UPDATE, APRIL 11, 4:25 p.m.: Kanawha County Commissioner Ben Salango responded to Goodwin’s letter, saying the Commission appreciates her tireless efforts to advocate for first responders and front-line employees of the City of Charleston.
“This morning, I requested that this issue be placed on our next Commission Meeting Agenda as a discussion regarding the Block Grant Funding of $100,000,” he says. “I also requested to match the funding by $100,000 from our Emergency Fund for support for municipalities as well as other first responders entities.”
He says he intends to recommend $100,000 in funding be directed to the City of Charleston to assist in providing “Hero Pay” for its first responders and front-line workers during the Commission’s next meeting, scheduled on April 21.
CHARLESTON, WV (WOWK) – Mayor Amy Shuler Goodwin sent letters today to West Virginia Governor Jim Justice and the Kanawha County Commission asking for “hero pay” for Charleston first responders.
In a letter sent to Justice, Goodwin says she asked the City of Charleston to be given its own block grant. She says with the largest firefighter and emergency medical services workforce in the state and the second-largest police force, it is not currently sustainable to provide “hero pay” while paying all employees during this uncertain time.
“With more first responder employees than all 55 counties, the City of Charleston is respectfully asking Governor Justice for its own state grant to be put towards ‘hero pay’ incentives for City employees that are tirelessly working to keep us safe during this pandemic,” Goodwin says.
In another letter sent to Kanawha County Commission President Kent Carper, Goodwin asked the Commission to “follow the instructions of Governor Jim Justice when distributing monies to counties across the state.”
A statement sent to 13 News says Justice asked counties to work with Cities to “allocate the monies given in the new block grants. The Commission has expressed its intent to keep the money to reimburse itself for “hero pay” announced earlier this week for Kanawha County employees, Goodwin says.
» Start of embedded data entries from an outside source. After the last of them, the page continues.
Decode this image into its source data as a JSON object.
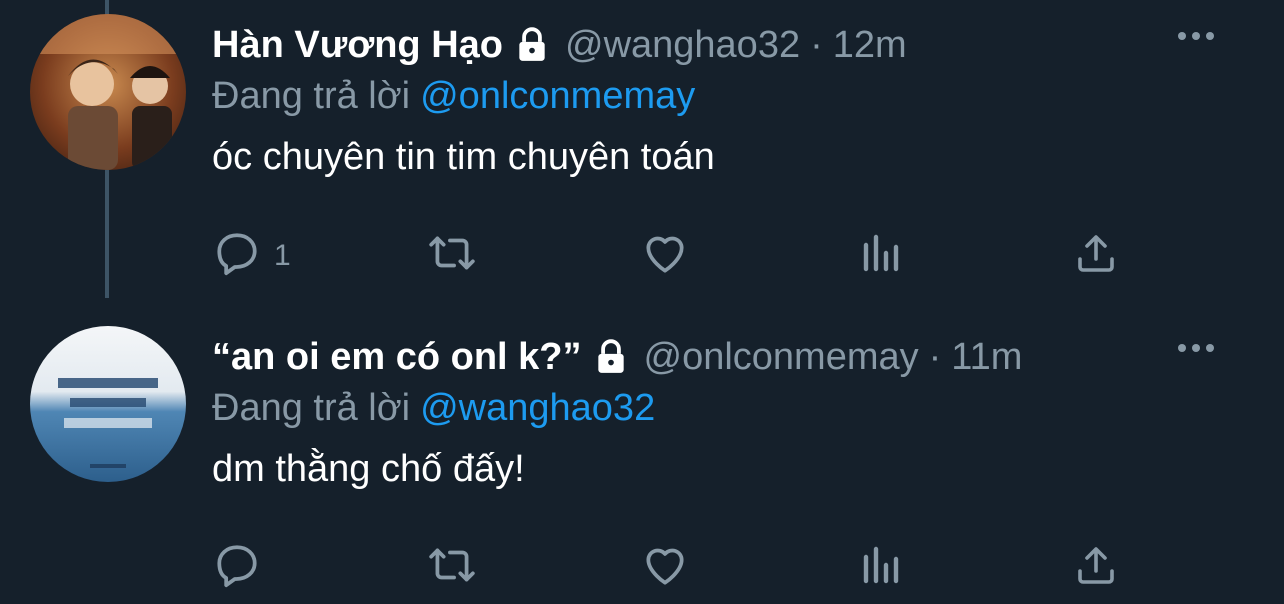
{
  "tweets": [
    {
      "display_name": "Hàn Vương Hạo",
      "handle": "@wanghao32",
      "separator": "·",
      "time": "12m",
      "reply_prefix": "Đang trả lời",
      "reply_to": "@onlconmemay",
      "text": "óc chuyên tin tim chuyên toán",
      "reply_count": "1"
    },
    {
      "display_name": "“an oi em có onl k?”",
      "handle": "@onlconmemay",
      "separator": "·",
      "time": "11m",
      "reply_prefix": "Đang trả lời",
      "reply_to": "@wanghao32",
      "text": "dm thằng chố đấy!",
      "reply_count": ""
    }
  ],
  "icons": [
    "lock-icon",
    "more-icon",
    "reply-icon",
    "retweet-icon",
    "like-icon",
    "analytics-icon",
    "share-icon"
  ],
  "colors": {
    "background": "#15202b",
    "text": "#ffffff",
    "muted": "#8899a6",
    "link": "#1d9bf0",
    "thread_line": "#3d5466"
  }
}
“The City of Charleston employs more first responders than any other municipality in the State,” she added. “Because the Kanawha County Commission made an independent decision to award its own employees prior to the Governor’s announcement I would hope the County would not reimburse themselves for their earlier decision at the expense of Kanawha County municipalities.”